**Exercise details:** From the entries provided below, copy each line that contains the word "this".

══ Source material

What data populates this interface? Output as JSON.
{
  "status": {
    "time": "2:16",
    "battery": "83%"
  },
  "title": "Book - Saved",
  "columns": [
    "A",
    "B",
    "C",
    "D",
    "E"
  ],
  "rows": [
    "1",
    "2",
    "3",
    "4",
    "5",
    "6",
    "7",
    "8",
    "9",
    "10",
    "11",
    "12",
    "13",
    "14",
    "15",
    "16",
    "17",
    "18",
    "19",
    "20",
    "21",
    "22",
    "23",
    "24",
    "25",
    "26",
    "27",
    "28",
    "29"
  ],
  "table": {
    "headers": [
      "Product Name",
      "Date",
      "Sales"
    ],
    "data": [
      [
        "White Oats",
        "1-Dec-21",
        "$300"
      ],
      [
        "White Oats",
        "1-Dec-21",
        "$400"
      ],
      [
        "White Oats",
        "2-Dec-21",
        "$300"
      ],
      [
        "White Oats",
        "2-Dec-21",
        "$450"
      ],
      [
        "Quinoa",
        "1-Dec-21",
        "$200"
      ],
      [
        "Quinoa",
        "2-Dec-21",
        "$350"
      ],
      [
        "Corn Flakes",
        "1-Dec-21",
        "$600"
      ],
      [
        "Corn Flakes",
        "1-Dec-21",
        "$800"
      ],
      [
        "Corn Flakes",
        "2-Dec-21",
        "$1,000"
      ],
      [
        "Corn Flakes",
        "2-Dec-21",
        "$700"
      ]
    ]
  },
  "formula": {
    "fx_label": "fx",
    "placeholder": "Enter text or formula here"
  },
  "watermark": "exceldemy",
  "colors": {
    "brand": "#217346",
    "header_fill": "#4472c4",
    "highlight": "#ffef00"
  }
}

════
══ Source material

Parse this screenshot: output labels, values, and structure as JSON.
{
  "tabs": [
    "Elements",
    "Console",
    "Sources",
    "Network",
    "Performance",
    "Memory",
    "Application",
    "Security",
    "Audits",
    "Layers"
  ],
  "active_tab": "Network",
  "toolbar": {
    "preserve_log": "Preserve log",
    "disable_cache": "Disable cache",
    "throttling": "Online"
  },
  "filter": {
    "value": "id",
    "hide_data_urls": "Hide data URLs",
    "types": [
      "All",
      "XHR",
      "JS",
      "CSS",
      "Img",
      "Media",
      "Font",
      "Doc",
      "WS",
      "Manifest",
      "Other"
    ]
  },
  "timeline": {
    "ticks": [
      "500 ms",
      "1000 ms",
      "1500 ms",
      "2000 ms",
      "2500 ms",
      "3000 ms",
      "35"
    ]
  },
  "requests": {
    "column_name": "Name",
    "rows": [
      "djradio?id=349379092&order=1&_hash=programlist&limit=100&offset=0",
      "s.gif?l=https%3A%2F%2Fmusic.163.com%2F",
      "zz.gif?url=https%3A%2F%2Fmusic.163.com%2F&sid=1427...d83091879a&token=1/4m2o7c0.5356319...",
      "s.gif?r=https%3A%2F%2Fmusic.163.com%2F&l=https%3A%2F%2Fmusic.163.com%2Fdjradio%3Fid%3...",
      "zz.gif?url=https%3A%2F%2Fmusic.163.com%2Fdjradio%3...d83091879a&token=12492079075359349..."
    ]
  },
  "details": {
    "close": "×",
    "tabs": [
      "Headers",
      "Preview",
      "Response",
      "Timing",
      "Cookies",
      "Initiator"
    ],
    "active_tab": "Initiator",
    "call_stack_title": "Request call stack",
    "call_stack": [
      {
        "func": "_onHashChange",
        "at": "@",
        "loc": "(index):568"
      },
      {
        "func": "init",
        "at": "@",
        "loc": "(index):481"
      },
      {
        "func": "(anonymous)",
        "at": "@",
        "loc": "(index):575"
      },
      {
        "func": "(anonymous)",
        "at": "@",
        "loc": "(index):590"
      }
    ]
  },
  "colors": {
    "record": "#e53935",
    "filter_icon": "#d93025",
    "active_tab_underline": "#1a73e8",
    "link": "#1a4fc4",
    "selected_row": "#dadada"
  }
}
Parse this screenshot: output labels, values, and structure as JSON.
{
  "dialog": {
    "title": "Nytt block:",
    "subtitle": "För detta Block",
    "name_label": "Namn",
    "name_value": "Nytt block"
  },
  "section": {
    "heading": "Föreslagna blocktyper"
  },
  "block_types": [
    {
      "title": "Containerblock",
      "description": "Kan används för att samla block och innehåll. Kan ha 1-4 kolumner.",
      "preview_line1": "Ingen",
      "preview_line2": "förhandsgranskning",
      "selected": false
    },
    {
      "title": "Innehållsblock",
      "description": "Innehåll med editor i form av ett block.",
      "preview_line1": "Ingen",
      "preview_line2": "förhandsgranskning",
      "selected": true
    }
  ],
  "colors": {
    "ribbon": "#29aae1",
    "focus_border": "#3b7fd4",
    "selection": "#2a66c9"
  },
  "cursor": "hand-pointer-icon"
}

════
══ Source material

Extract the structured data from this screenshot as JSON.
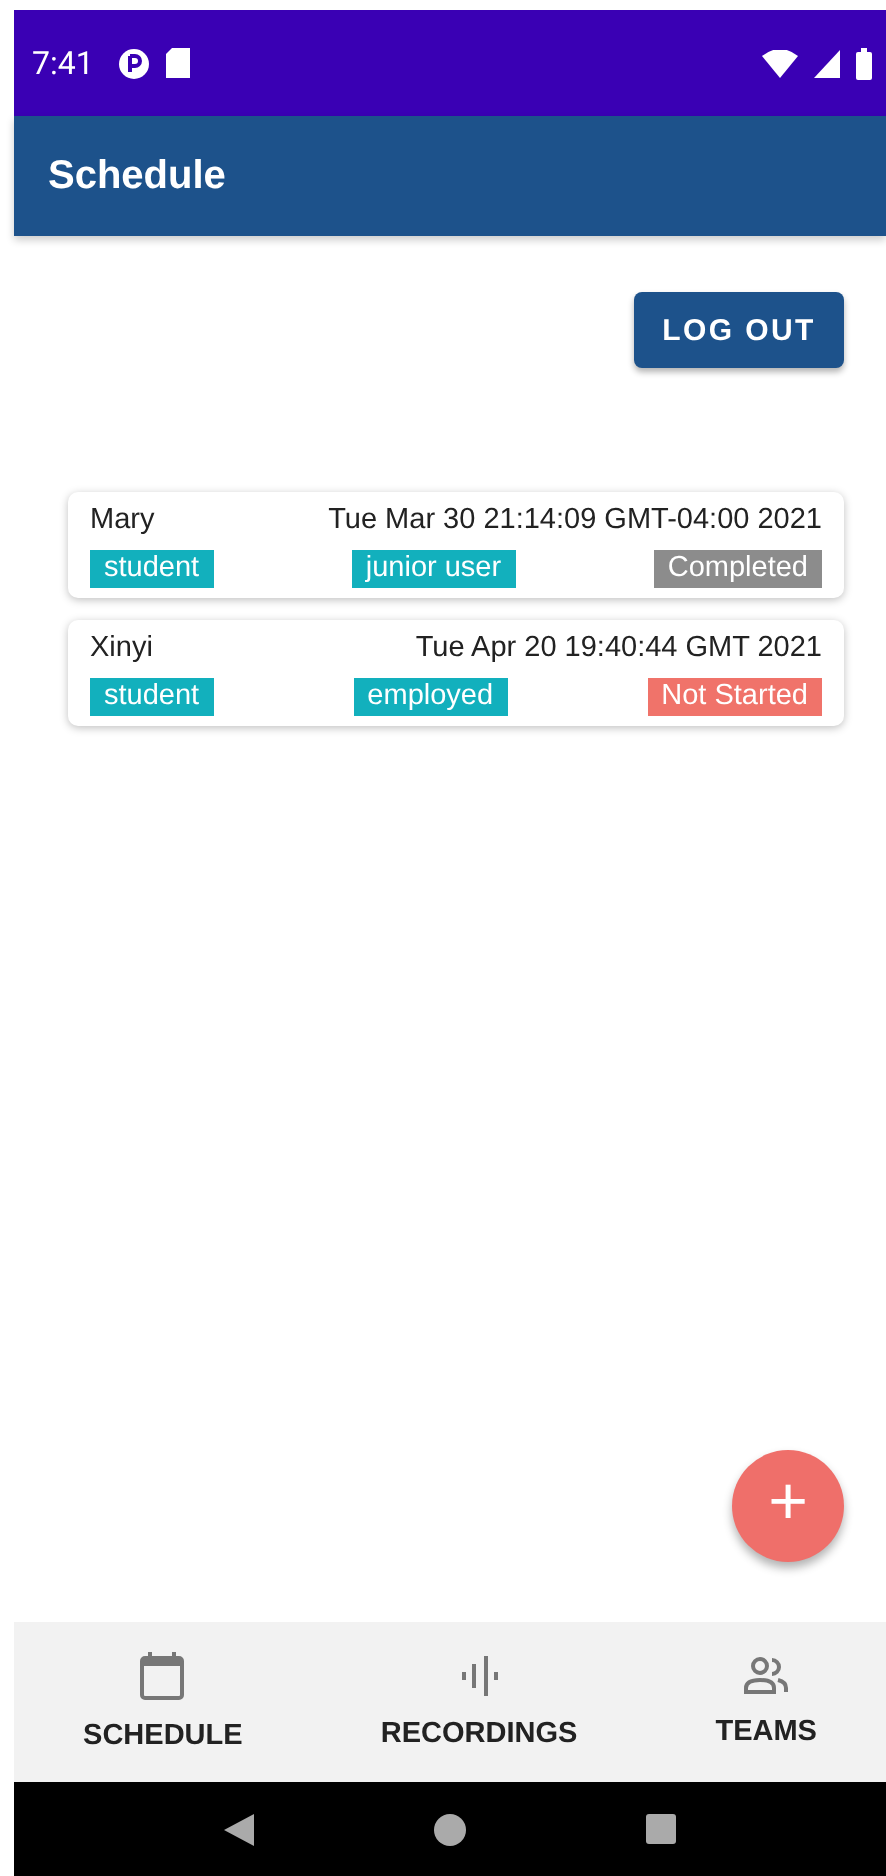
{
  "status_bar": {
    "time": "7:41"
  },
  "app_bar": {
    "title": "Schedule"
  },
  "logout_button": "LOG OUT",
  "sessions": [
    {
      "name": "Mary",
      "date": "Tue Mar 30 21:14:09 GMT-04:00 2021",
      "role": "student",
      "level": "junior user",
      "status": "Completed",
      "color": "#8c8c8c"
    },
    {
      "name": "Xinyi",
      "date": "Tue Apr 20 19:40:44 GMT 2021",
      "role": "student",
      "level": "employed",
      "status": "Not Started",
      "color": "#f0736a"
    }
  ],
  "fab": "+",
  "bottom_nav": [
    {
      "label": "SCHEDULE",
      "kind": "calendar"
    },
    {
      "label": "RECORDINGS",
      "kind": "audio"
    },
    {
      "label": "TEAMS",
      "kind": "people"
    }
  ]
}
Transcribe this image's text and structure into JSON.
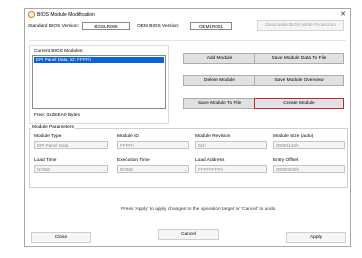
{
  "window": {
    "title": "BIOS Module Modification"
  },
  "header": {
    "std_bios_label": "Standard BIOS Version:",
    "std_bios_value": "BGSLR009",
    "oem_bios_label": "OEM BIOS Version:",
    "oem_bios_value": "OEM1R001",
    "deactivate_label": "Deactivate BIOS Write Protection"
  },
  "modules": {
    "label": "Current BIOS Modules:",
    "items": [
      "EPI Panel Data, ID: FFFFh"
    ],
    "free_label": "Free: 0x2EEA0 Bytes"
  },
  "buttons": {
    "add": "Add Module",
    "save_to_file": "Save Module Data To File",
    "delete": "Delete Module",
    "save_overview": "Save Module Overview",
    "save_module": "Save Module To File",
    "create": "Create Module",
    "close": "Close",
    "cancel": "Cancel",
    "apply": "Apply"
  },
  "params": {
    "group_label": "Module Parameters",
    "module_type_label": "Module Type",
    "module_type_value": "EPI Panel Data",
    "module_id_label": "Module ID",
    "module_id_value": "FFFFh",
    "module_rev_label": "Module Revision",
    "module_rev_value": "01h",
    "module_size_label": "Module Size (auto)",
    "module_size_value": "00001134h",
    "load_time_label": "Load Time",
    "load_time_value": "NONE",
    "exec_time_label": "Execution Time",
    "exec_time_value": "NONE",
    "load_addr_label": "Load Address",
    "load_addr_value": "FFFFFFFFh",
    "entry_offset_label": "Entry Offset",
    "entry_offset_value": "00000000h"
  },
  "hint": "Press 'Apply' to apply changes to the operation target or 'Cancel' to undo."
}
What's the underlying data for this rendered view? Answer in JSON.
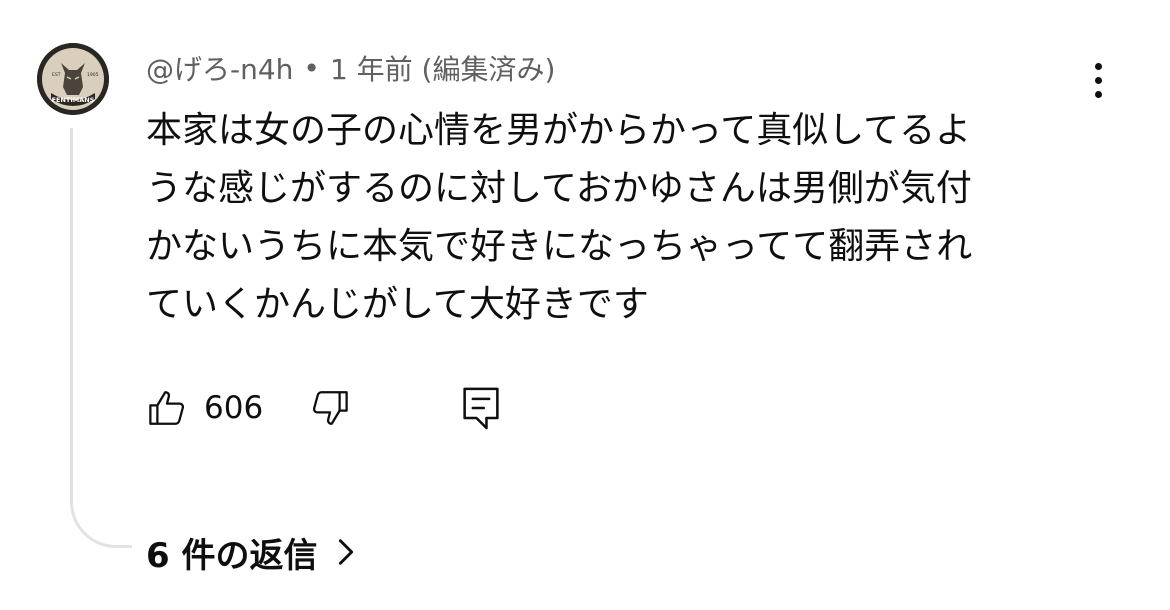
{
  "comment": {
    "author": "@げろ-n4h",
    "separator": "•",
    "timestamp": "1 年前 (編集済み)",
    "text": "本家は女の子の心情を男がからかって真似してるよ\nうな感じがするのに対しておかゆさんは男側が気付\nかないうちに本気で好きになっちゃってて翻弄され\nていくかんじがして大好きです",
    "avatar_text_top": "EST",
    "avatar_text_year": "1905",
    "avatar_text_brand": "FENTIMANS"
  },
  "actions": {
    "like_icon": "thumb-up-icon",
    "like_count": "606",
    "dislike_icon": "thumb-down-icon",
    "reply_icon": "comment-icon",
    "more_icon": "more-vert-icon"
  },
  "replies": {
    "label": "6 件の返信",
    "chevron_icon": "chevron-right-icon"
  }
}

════

**Response area:**
What data populates this interface? Output as JSON.
Parse this screenshot: output labels, values, and structure as JSON.
Parse this screenshot: output labels, values, and structure as JSON.
Extract the structured data from this screenshot as JSON.
Transcribe this image's text and structure into JSON.
What's the underlying data for this rendered view? Answer in JSON.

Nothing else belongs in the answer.